In fact, he carried nothing but the lunch wrapped in the handkerchief. He was surprised, however, at the cold.
It certainly was cold, he concluded, as he rubbed his numb nose and cheek-bones with his mittened hand. He was a warm-whiskered man, but the hair on his face did not protect the high cheek-bones and the eager nose that thrust itself aggressively into the frosty air.
Era de setenta y cinco grados bajo cero. At the man's heels trotted a dog, a big native husky, the proper wolf-dog, gray-coated and without any visible or temperamental difference from its brother, the wild wolf. The animal was depressed by the tremendous cold. It knew that it was no time for travelling. Its instinct told it a truer tale than was told to the man by the man's judgment. In reality, it was not merely colder than fifty below zero; it was colder than sixty below, than seventy below.
It was seventy-five below zero. Since the freezing-point is thirty-two above zero, it meant that one hundred and seven degrees of frost obtained. The dog did not know anything about thermometers. Possibly in its brain there was no sharp consciousness of a condition of very cold such as was in the man's brain. But the brute had its instinct.
It experienced a vague but menacing apprehension that subdued it and made it slink along at the man's heels, and that made it question eagerly every unwonted movement of the man as if expecting him to go into camp or to seek shelter somewhere and build a fire.
The dog had learned fire, and it wanted fire, or else to burrow under the snow and cuddle its warmth away from the air. The frozen moisture of its breathing had settled on its fur in a fine powder of frost, and especially were its jowls, muzzle, and eyelashes whitened by its crystalled breath.

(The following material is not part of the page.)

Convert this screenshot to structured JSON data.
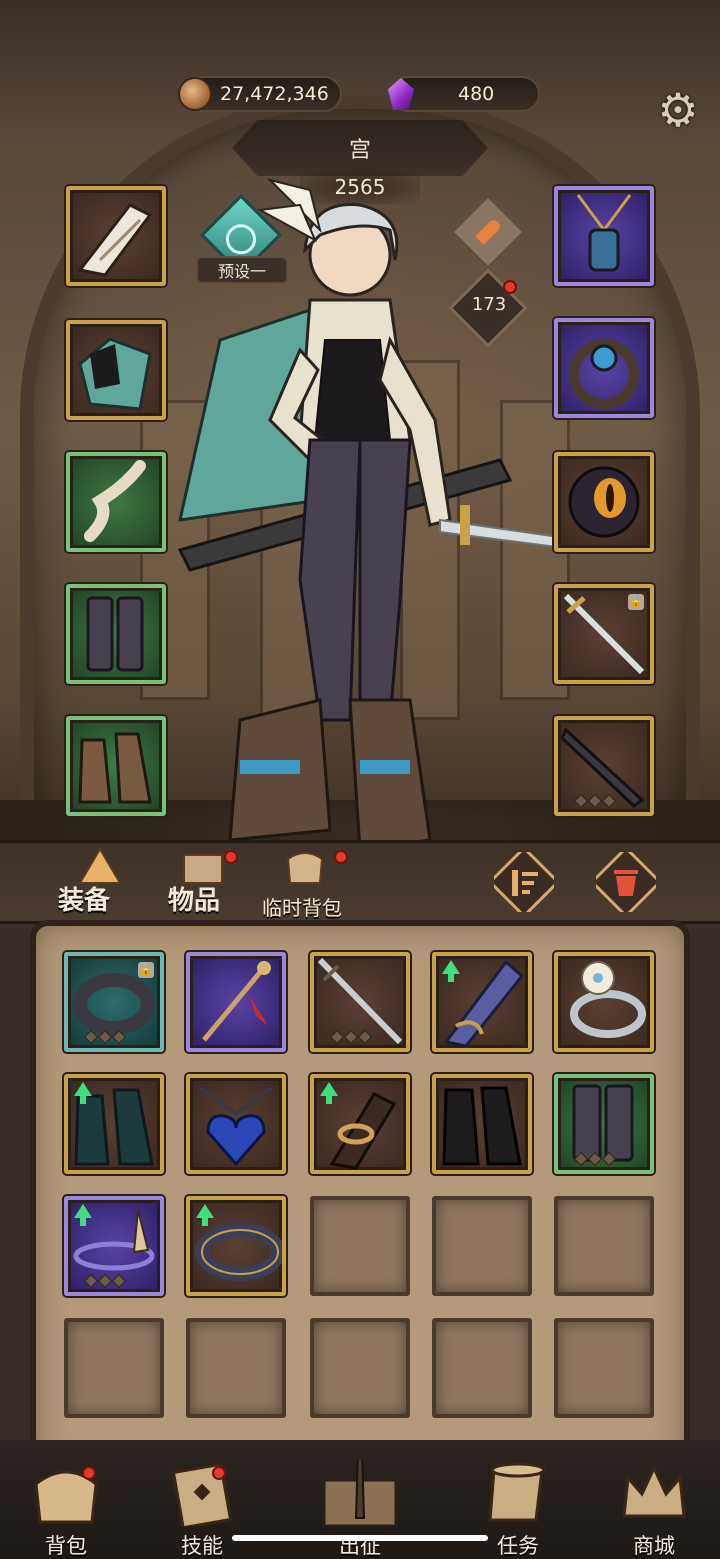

The man's red beard and mustache were likewise frosted, but more solidly, the deposit taking the form of ice and increasing with every warm, moist breath he exhaled. Also, the man was chewing tobacco, and the muzzle of ice held his lips so rigidly that he was unable to clear his chin when he expelled the juice.

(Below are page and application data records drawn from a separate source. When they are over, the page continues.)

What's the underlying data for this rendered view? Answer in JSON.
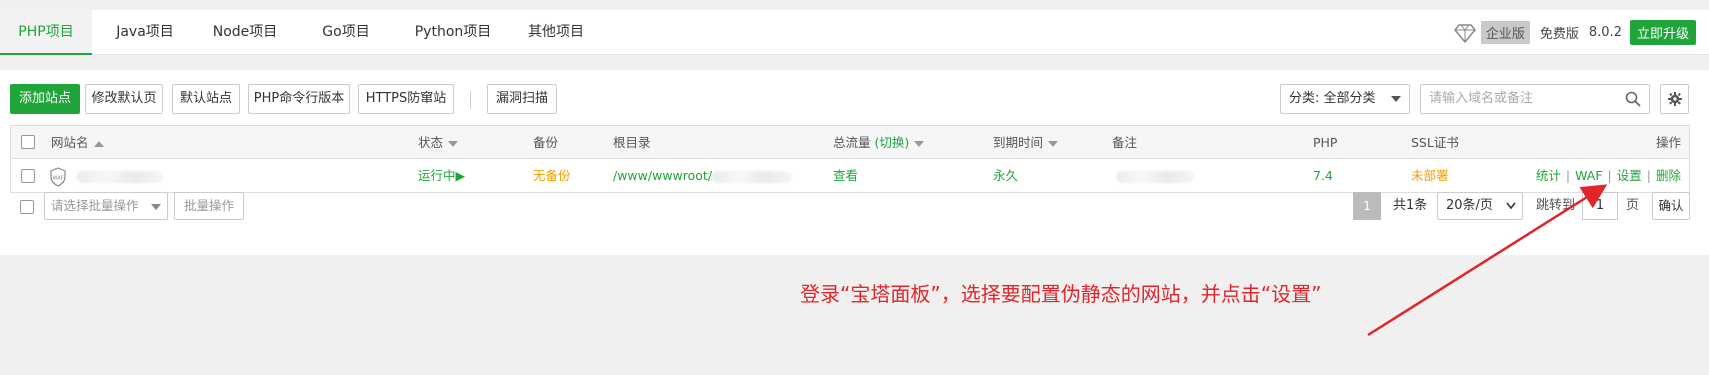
{
  "tabs": [
    "PHP项目",
    "Java项目",
    "Node项目",
    "Go项目",
    "Python项目",
    "其他项目"
  ],
  "header": {
    "enterprise": "企业版",
    "free": "免费版",
    "version": "8.0.2",
    "upgrade": "立即升级"
  },
  "toolbar": {
    "add_site": "添加站点",
    "edit_default_page": "修改默认页",
    "default_site": "默认站点",
    "php_cli": "PHP命令行版本",
    "https_guard": "HTTPS防窜站",
    "vuln_scan": "漏洞扫描",
    "category": "分类: 全部分类",
    "search_placeholder": "请输入域名或备注"
  },
  "table": {
    "headers": {
      "name": "网站名",
      "status": "状态",
      "backup": "备份",
      "root": "根目录",
      "traffic": "总流量",
      "traffic_switch": "(切换)",
      "expire": "到期时间",
      "remark": "备注",
      "php": "PHP",
      "ssl": "SSL证书",
      "ops": "操作"
    },
    "row": {
      "waf_badge": "WAF",
      "status": "运行中▶",
      "backup": "无备份",
      "root": "/www/wwwroot/",
      "traffic": "查看",
      "expire": "永久",
      "php": "7.4",
      "ssl": "未部署",
      "ops": [
        "统计",
        "WAF",
        "设置",
        "删除"
      ]
    }
  },
  "footer": {
    "batch_placeholder": "请选择批量操作",
    "batch_button": "批量操作",
    "current_page": "1",
    "total": "共1条",
    "per_page": "20条/页",
    "jump_to": "跳转到",
    "jump_value": "1",
    "page_unit": "页",
    "confirm": "确认"
  },
  "annotation": "登录“宝塔面板”，选择要配置伪静态的网站，并点击“设置”",
  "colors": {
    "accent": "#20a53a",
    "warning": "#f0a000",
    "annotation": "#e0262a"
  }
}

The result was that a crystal beard of the color and solidity of amber was increasing its length on his chin. If he fell down it would shatter itself, like glass, into brittle fragments. But he did not mind the appendage.
It was the penalty all tobacco-chewers paid in that country, and he had been out before in two cold snaps. They had not been so cold as this, he knew, but by the spirit thermometer at Sixty Mile he knew they had been registered at fifty below and at fifty-five. Aquel era el Arroyo Henderson. Eran las diez.

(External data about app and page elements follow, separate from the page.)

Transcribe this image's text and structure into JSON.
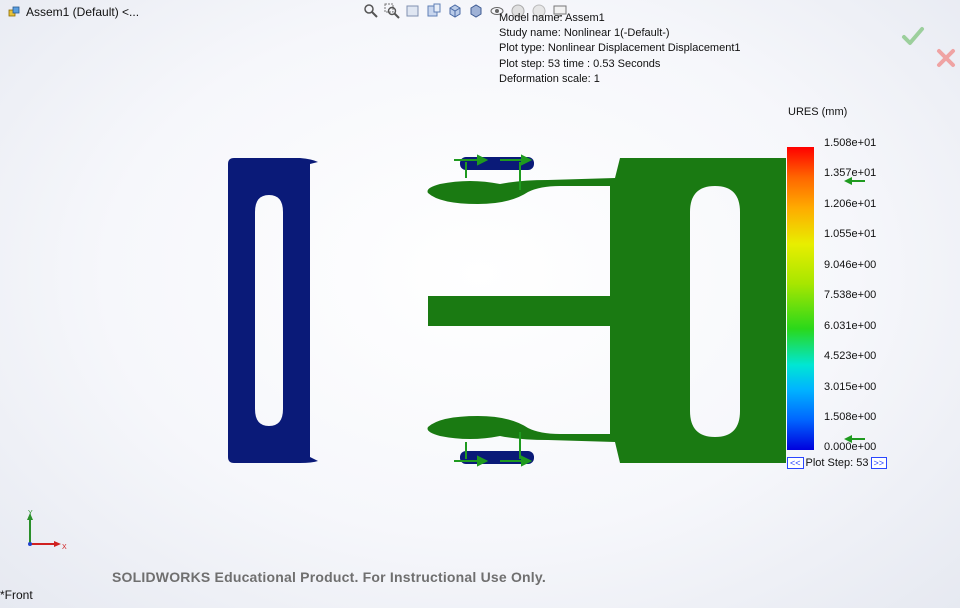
{
  "window": {
    "doc_title": "Assem1 (Default) <...",
    "view_name": "*Front"
  },
  "toolbar": {
    "icons": [
      "zoom-to-fit-icon",
      "zoom-to-area-icon",
      "previous-view-icon",
      "section-view-icon",
      "view-orientation-icon",
      "display-style-icon",
      "hide-show-icon",
      "edit-appearance-icon",
      "apply-scene-icon",
      "view-settings-icon"
    ]
  },
  "plot_info": {
    "model_name": "Model name: Assem1",
    "study_name": "Study name: Nonlinear 1(-Default-)",
    "plot_type": "Plot type: Nonlinear Displacement Displacement1",
    "plot_step": "Plot step: 53   time : 0.53 Seconds",
    "deformation_scale": "Deformation scale: 1"
  },
  "legend": {
    "title": "URES (mm)",
    "values": [
      "1.508e+01",
      "1.357e+01",
      "1.206e+01",
      "1.055e+01",
      "9.046e+00",
      "7.538e+00",
      "6.031e+00",
      "4.523e+00",
      "3.015e+00",
      "1.508e+00",
      "0.000e+00"
    ]
  },
  "plot_step_control": {
    "prev": "<<",
    "label": "Plot Step: 53",
    "next": ">>"
  },
  "watermark": "SOLIDWORKS Educational Product. For Instructional Use Only.",
  "triad": {
    "y": "Y",
    "x": "X"
  },
  "colors": {
    "low": "#0a1a78",
    "mid": "#1a7a12",
    "arrow": "#1f9a1f",
    "cancel": "#e04040",
    "ok": "#3aa83a"
  }
}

He held on through the level stretch of woods for several miles, crossed a wide flat of niggerheads, and dropped down a bank to the frozen bed of a small stream.
This was Henderson Creek, and he knew he was ten miles from the forks. He looked at his watch. It was ten o'clock. He was making four miles an hour, and he calculated that he would arrive at the forks at half-past twelve.
He decided to celebrate that event by eating his lunch there. The dog dropped in again at his heels, with a tail drooping discouragement, as the man swung along the creek-bed.
The furrow of the old sled-trail was plainly visible, but a dozen inches of snow covered the marks of the last runners. In a month no man had come up or down that silent creek. The man held steadily on. He was not much given to thinking, and just then particularly he had nothing to think about save that he would eat lunch at the forks and that at six o'clock he would be in camp with the boys.